I was interviewed by The Guardian (UK) newspaper about Sport Utility Vehicles (SUVs): how they came to dominate the US market, and their damage to the environment, cities and people:

How SUVs conquered the world – at the expense of its climate,”  The Guardian, 1 September 2020.

The article was also reprinted in Slate:

C U, SUV: The hulking car has become the world’s most dominant form of transportation—and one of its biggest climate threats,” Slate, 8 September 2020.

 

Webinar: Impacts of COVID-19 on Mobility

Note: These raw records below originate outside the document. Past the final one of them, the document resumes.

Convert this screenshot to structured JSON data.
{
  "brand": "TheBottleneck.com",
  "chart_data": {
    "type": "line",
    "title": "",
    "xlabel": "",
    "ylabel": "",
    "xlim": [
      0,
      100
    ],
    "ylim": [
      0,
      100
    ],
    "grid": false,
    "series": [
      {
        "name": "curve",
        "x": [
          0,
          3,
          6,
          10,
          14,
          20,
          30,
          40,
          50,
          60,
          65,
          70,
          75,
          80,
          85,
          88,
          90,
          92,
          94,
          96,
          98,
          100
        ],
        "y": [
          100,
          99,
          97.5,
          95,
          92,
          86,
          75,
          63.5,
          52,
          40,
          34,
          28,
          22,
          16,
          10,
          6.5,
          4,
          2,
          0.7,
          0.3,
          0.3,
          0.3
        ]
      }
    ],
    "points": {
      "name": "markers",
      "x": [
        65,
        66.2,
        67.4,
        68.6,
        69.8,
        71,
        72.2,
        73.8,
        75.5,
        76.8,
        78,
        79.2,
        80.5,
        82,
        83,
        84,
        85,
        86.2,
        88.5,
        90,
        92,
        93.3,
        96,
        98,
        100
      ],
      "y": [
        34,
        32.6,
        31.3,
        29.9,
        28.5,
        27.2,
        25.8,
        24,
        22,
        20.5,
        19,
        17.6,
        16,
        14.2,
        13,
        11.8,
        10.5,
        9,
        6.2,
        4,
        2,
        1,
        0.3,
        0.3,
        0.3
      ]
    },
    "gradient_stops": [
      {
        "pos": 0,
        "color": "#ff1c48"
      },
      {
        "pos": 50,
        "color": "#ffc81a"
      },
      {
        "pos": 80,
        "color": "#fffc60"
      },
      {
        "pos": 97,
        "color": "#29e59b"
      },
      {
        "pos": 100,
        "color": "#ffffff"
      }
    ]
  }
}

On July 29th, I participated in a webinar on the Impacts of COVID-19 on Mobility, organized by The Ohio State University College of Arts and Sciences, the College of Engineering and the OSU Alumni Association.   The recording is posted below.  Very interesting discussion; worth watching!

 

 

Faculty and industry experts have a conversation about the potential implications of COVID-19 on the design of our communities and various modes of transportation including air travel, personal vehicles, public transit, micro-mobility and ride-hailing services.

Panelists:

  • Chris Atkinson, Director, The Ohio State University Smart Mobility Program
  • Jennifer Clark, Professor and Section Head, City and Regional Planning
  • Harvey Miller, Reusche Chair in Geographic Information Science; Director, Center for Urban and Regional Analysis
  • Sophia Mohr, Chief Innovation Officer, Central Ohio Transit Authority
  • Stephanie Morgan, Executive Director, Air Transportation and Aerospace Campus
  • Giorgio Rizzoni, Center for Automative Research, Ford Motor Company Chair, Mechanical & Aerospace Engineering

Evidence of Increased Vehicle Speeding in Ohio’s Major Cities during the COVID-19 Pandemic

New paper:   Lee, J., Porr, A. and Miller, H.J. (2020) “Evidence of increased vehicle speeding in Ohio’s major cities during the COVID-19 pandemic,” Transportation Findings, June. https://doi.org/10.32866/001c.12988

Abstract.  This paper compares the speeding patterns before and after the COVID-19 pandemic in three major cities in Ohio, USA: Columbus, Cincinnati, and Cleveland. Using high-resolution and real-time INRIX traffic data, we find evidence of increased speeding in all three cities. In particular, we observe an increase in the spatial extent of speeding as well as in the average level of speeding. We also find the mean differences in speeding before and after the COVID-19 outbreak are statistically significant within the study areas.